One wouldn't build a skyscraper on a foundation of sticks and mud. Yet, there is
some danger of this happening in the community - building movement. The foundation
of this entire movement is the CBO and its ability to play an effective role both
representing and serving its community. Yet there remains comparably little investment
in core operating support and helping to re - tool CBOs so they can develop the
new capacities needed to do this work effectively. Organizational development resources
and technical assistance need to be a sizable component of any community building
Promise of Community Building
CDCs, whether with a staff of three or 15, are
stretched thin doing development. Funders and neighborhood needs keep pressing them
to increase output.
CDCs feel that they can't be all things to all
Groups that came into existence for a single purpose,
such as to run training and employment programs, may not at their founding have
had a social mission for the neighborhood.
CDCs are Shaped by Funders: No one is funding
social cohesion. No one even gives a CBDO credit for doing it. Funders have only
recently funded social service initiatives as part of their 'holistic' community
development concept. They certainly aren't funding organizing or activities they
would say are 'soft.'

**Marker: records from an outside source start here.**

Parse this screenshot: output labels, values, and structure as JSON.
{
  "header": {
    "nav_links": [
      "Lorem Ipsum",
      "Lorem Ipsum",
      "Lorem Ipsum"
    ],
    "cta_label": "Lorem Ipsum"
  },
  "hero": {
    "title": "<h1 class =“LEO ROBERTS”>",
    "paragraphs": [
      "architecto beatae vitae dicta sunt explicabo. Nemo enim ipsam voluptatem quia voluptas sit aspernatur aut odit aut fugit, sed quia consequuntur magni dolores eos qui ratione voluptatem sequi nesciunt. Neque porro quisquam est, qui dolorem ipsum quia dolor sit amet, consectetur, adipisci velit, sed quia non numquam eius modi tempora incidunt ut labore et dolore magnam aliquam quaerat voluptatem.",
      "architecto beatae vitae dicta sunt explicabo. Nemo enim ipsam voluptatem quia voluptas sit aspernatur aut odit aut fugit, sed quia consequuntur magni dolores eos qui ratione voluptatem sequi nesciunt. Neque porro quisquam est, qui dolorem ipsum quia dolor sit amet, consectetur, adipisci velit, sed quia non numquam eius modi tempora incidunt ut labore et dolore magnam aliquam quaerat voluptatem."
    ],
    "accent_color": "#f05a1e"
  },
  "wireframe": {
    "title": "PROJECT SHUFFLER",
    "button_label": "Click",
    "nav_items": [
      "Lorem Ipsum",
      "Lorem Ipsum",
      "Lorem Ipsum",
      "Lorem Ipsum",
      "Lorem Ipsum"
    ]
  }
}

A look at the movement's history provides another
explanation. Funders' philosophies and priorities have largely shaped CDCs. Private
foundations, corporate donors, and the federal government are not institutions often
known for their courage, tenacity, and risk-taking.
Initially, CDCs were to be more than generators
of housing and economic development. Behind the Special Impact Program - later Title
VII of the Economic Opportunity Act - lay the notion that comprehensive efforts
were needed to attack the problems of poor neighborhoods and communities. CDCs would
assist in the economic, social, and physical revitalization of low-income communities.
They would develop jobs, improve services, build indigenous leadership, and involve
private enterprise in the rebuilding process. Neighborhood residents would be an
integral part of this work, both serving on CDC boards and as an active constituency...
Lured by the siren call of funders, many CDCs
dropped their organizing, advocacy, and community leadership development activities.
Not much is known about what works in social cohesion
practices, and how to measure success.
Community building projects are often ill - defined
at the point of funding. Early efforts tend to be loosely organized with little
quality control. Because the quality and outcomes of this work can be more difficult
to measure than housing production, it can be difficult to distinguish between excellence
and mediocrity, between a group that is going through the motions and a group with
real ambition. We, as a field, have not yet developed a strong enough body of best
practice or industry standards for this work from which to easily separate the high
quality performers from the rest of the field. CBOs and funders alike are grasping
for ways to define success
Community building is helping to re - focus our movement on the full range of changes
needed to renew community and rebuild poor neighborhoods. It represents a more honest
view of the complexity and richness of the struggle. The promise of community building
will not fully reveal itself in three years, seven years, or even 10 years. It may
require at least a generation of sustained support, dialogue, and major investment
in evaluation and peer learning in order to mine from this work the new paradigms
that will guide the progress of American community life in the next century.